### Vadim Lozin -* Graph problems and monotone classes*

We study properties of graph classes that are closed under taking subclasses, such as boundedness of graph parameters or polynomial-time solvability of algorithmic problems. In the universe of minor-closed classes of graphs, any such property can be described by a set of minimal classes that do not possess the property, because the minor relation is a well-quasi-order. This, however, is not the case for the subgraph relation, implying that in the universe of monotone classes, which extends the family of minor-closed classes, the existence of minimal classes is not guaranteed. To overcome this difficulty, we employ the notion of boundary classes. Together with minimal classes they play a critical role for classes defined by finitely many forbidden subgraphs. In this talk, we identify several levels in the hierarchy of monotone classes and describe respective critical classes.

### James Davies -* Frame matroids with a distinguished frame element*

A matroid is frame if it may be extended such that it possesses a basis $B$ (a frame) such that every element is spanned by at most two elements of $B$. Frame matroids extend the class of graphic matroids and also have natural graphical representations. We characterise the inequivalent graphical representations of $3$-connected frame matroids that have a fixed element $\ell$ in their frame $B$. One consequence is a polynomial time recognition algorithm for frame matroids with a distinguished frame element.

Joint work with Jim Geelen and Cynthia Rodríquez.

### Natasha Blitvic -* Probabilistic Aspects of Permutation Patterns*

Permutation patterns form an intriguing class of combinatorial problems, being very simple to formulate, outstandingly difficult (outside of a handful of special cases) to solve, and seemingly lacking unifying structure that is not pattern-dependent. I will discuss several recent approaches to permutation patterns that propose and seek to exploit different types of interplay between probability and combinatorics. We will find this to be a rich interface, leading to surprising new facts and many open problems.

The talk is partly based on ongoing joint works with Slim Kammoun and Einar Steingrimsson.

### Sergey Foss -* Barak-Erdos directed random graphs and related models*

In the talk, I will introduce Barak-Erdos graphs and infinite-bin models, and discuss their limit properties, as well as convergence rates and `perfect' simulation of their characteristics. The talk will be mainly based on papers written jointly with Prof Takis Konstantopoulos (U of Liverpool), but contain a few new results, too.

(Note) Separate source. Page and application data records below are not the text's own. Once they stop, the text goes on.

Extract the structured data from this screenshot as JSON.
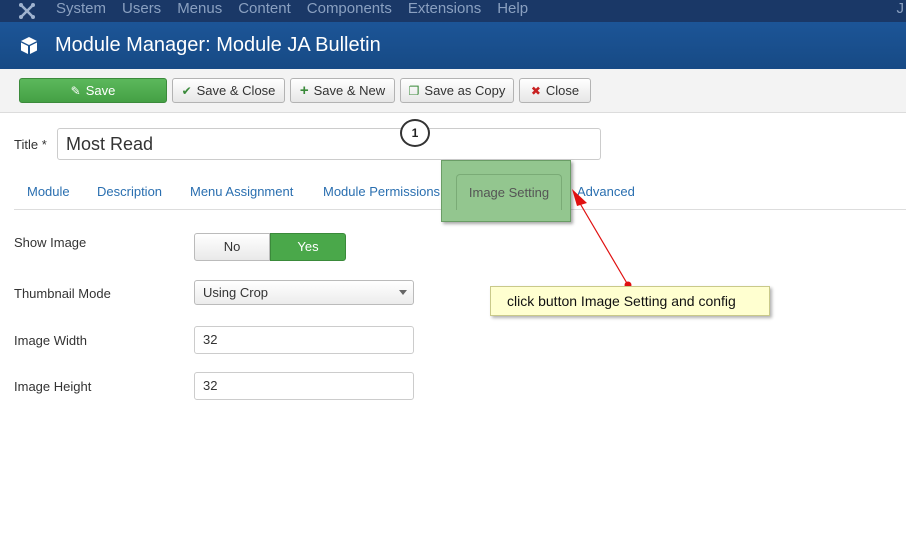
{
  "topmenu": {
    "items": [
      "System",
      "Users",
      "Menus",
      "Content",
      "Components",
      "Extensions",
      "Help"
    ],
    "user_initial": "J"
  },
  "header": {
    "title": "Module Manager: Module JA Bulletin"
  },
  "toolbar": {
    "save": "Save",
    "save_close": "Save & Close",
    "save_new": "Save & New",
    "save_copy": "Save as Copy",
    "close": "Close"
  },
  "title_field": {
    "label": "Title *",
    "value": "Most Read"
  },
  "tabs": [
    "Module",
    "Description",
    "Menu Assignment",
    "Module Permissions",
    "Image Setting",
    "Advanced"
  ],
  "form": {
    "show_image": {
      "label": "Show Image",
      "off": "No",
      "on": "Yes"
    },
    "thumbnail_mode": {
      "label": "Thumbnail Mode",
      "value": "Using Crop"
    },
    "image_width": {
      "label": "Image Width",
      "value": "32"
    },
    "image_height": {
      "label": "Image Height",
      "value": "32"
    }
  },
  "annotation": {
    "step": "1",
    "callout": "click button Image Setting and config"
  },
  "colors": {
    "topbar": "#1a3867",
    "header": "#1c5597",
    "save_green": "#4aa84a",
    "link_blue": "#2a6fb0",
    "highlight": "#93c68f",
    "callout_bg": "#ffffd0",
    "arrow_red": "#e01010"
  }
}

### John Haslegrave -* Two-type annihilation and other reactions on graphs*

Suppose equal numbers of two types of particles move randomly on a finite graph, perhaps at different speeds, with collisions between opposite types resulting in annihilation. How many movements will it take for all particles to be eliminated? This model, introduced by Cristali et al., is surprisingly difficult to analyse, with even the case of the complete graph being previously unknown.

We obtain exact asymptotics for the complete graph and up-to-constant bounds for exapander graphs. In the latter case, upper and lower bounds are both non-trivial and use different techniques. I shall discuss how the methods apply to a general class of dissipative particle system, but the specific setup described above creates additional difficulties.

This is joint work with Peter Keevash (Oxford).

## Barkla Lecture

This is a one hour lecture given by the renowned theoretical physicist Ignacio Cirac. The lecture is organised by the Mathematics department and is taking place in the **Rotblat Lecture Theatre** of the Chadwick Building.

We stress that this lecture not formally associated with the LDMC, however we advertise it here as it may be of interest. If you are interested in attending this lecture you must register: Further details & registration here.